Emojis are everywhere and there is a huge range of pictures and symbols all over texts and social media. Some teenagers even use them as a kind of hidden language. ABC7 News found out why experts say parents need to pay attention.
You might call them modern day hieroglyphics. Emojis are pictures meant to say more than just words.
Elias Kuhns said his friend Aroline Shawber "ends conversations with a chipmunk because she thinks it's cute."
Shawber chimed in and said, "Over text it's hard to convey your emotions sometimes, so adding a facial expression or whatever, it lightens the mood I guess."
They can be sweet and silly or scary. A New York teenager was accused of threatening police with a gun emoji on social media. In Illinois, prosecutors say another teen showed support for ISIS by tagging violent videos with emojis. Good or bad, emojis are changing the way teenagers interact.
Mother Tori Johnson said, "And it's sad because children don't know how to talk to each other these days."
Paul Booth, a media studies professor at DePaul University, said, "The 12-year-olds, the 13-year-olds, they've had emojis since they've been using cellphones, so to them it is how they communicate. It's something primal. There's something about an image that really communicates emotion to us."
But some parents worry emojis are now a barrier to understanding kids and keeping them safe.
One episode of the ABC7 show "Castle" illustrates a real life problem -- many adults find deciphering emojis nearly impossible.
We found an expert to decode a message containing just a happy face with sunglasses and leaves. Eddie Bocanegra leads a YMCA Youth Program and says many teens use emojis like code.
He looked at the message and said, "Right away, to me, it's like someone who's got this cool look who is really about to smoke some weed."
Bocanegra said teens "talk about sex, talk about drugs, talk about neighborhoods... I mean you name it."
With thousands of emojis out there now, experts say they are really the latest version of an age-old problem.
"Kids have always created languages that parents don't understand. Any kind of slang, any kind of way to communicate in some sort of secret," Booth said.
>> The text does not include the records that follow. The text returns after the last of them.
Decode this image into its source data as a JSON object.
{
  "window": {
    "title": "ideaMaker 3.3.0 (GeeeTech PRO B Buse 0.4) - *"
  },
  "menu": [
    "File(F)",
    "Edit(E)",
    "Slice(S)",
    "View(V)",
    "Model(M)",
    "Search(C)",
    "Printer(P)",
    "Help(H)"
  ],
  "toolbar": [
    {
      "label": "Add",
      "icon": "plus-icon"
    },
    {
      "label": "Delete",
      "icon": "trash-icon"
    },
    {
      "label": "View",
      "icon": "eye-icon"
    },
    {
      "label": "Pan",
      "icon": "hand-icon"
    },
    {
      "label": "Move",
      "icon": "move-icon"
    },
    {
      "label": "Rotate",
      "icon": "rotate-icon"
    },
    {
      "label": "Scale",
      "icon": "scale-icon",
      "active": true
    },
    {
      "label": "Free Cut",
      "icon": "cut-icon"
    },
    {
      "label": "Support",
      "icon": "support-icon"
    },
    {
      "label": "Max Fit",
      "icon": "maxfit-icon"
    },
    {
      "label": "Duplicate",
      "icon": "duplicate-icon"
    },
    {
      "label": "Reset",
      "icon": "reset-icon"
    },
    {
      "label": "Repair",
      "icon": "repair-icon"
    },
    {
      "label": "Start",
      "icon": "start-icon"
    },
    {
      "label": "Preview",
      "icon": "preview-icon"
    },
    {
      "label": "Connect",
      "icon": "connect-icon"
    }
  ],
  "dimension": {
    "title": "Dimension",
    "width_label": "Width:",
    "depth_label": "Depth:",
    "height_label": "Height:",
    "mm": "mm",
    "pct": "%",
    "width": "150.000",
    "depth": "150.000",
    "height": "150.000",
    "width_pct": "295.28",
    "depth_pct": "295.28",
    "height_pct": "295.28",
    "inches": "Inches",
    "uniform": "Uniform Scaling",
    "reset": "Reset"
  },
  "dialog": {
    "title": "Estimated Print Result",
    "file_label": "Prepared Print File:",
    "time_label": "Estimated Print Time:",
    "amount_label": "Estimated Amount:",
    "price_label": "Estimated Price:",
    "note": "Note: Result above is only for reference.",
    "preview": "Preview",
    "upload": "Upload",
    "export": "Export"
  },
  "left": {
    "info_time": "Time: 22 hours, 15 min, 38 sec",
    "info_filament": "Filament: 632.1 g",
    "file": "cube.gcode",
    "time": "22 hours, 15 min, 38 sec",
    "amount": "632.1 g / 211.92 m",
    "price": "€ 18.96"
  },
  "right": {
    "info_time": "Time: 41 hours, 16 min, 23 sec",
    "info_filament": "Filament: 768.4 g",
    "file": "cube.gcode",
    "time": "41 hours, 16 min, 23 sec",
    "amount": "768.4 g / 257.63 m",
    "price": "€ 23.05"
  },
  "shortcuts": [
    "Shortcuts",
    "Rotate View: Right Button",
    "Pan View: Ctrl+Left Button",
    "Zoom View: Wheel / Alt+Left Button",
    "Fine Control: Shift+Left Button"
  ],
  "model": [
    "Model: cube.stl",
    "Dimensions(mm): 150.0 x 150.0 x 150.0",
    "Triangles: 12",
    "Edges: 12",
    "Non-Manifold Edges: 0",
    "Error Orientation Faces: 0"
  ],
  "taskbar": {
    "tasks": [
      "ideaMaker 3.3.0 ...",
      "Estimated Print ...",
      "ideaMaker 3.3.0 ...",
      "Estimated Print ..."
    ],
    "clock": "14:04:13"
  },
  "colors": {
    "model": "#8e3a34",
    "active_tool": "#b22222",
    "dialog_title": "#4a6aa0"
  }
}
Mother Donna Philipsien won't use emojis when sending messages to her children, even though her kids think that's not fun. They may send her an eyeroll emoji.
For parents trying to sort it all out, there are now websites to help them translate messages and of course, there's the simplest tool of all. Bocanegra said parents could simply ask their children what the emojis mean.
"When you both understand what an emoji means, communication is facilitated. Communication works," Booth said.
Parents try to figure out baffling world of emojis